Assigned task:
Tell how many lines below include the word "swatch". Only the number should appear.

Interface dataset entries
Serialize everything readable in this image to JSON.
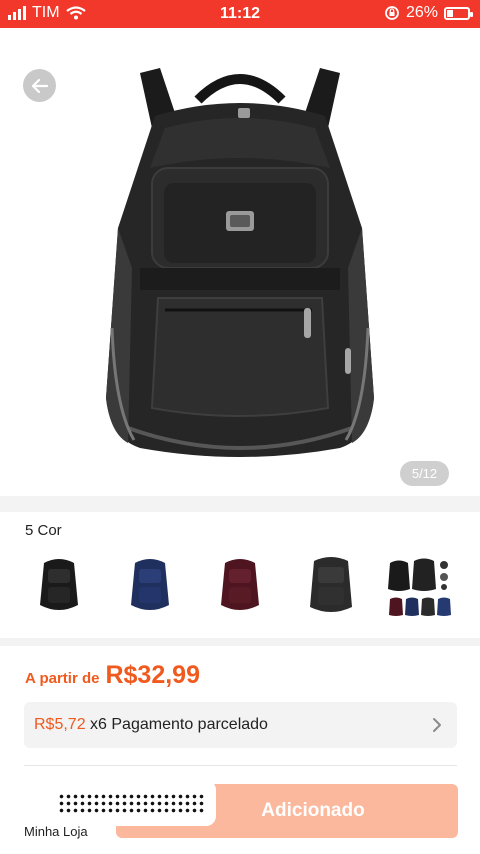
{
  "status_bar": {
    "carrier": "TIM",
    "time": "11:12",
    "battery_percent": "26%",
    "battery_level": 0.26,
    "background_color": "#f2382a"
  },
  "product": {
    "image_icon": "backpack-photo",
    "pager": "5/12"
  },
  "colors": {
    "title": "5 Cor",
    "options": [
      {
        "name": "black-backpack-swatch",
        "color": "#1a1a1a"
      },
      {
        "name": "blue-backpack-swatch",
        "color": "#1f2f5e"
      },
      {
        "name": "wine-backpack-swatch",
        "color": "#4e1520"
      },
      {
        "name": "dark-gray-backpack-swatch",
        "color": "#2b2b2b"
      },
      {
        "name": "all-colors-swatch",
        "color": "#333333"
      }
    ]
  },
  "price": {
    "prefix": "A partir de",
    "value": "R$32,99",
    "color": "#f05a1e"
  },
  "installment": {
    "amount": "R$5,72",
    "text": " x6 Pagamento parcelado"
  },
  "bottom_bar": {
    "store_label": "Minha Loja",
    "button_label": "Adicionado",
    "button_color": "#fbb89c"
  }
}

Reply to the exercise:
5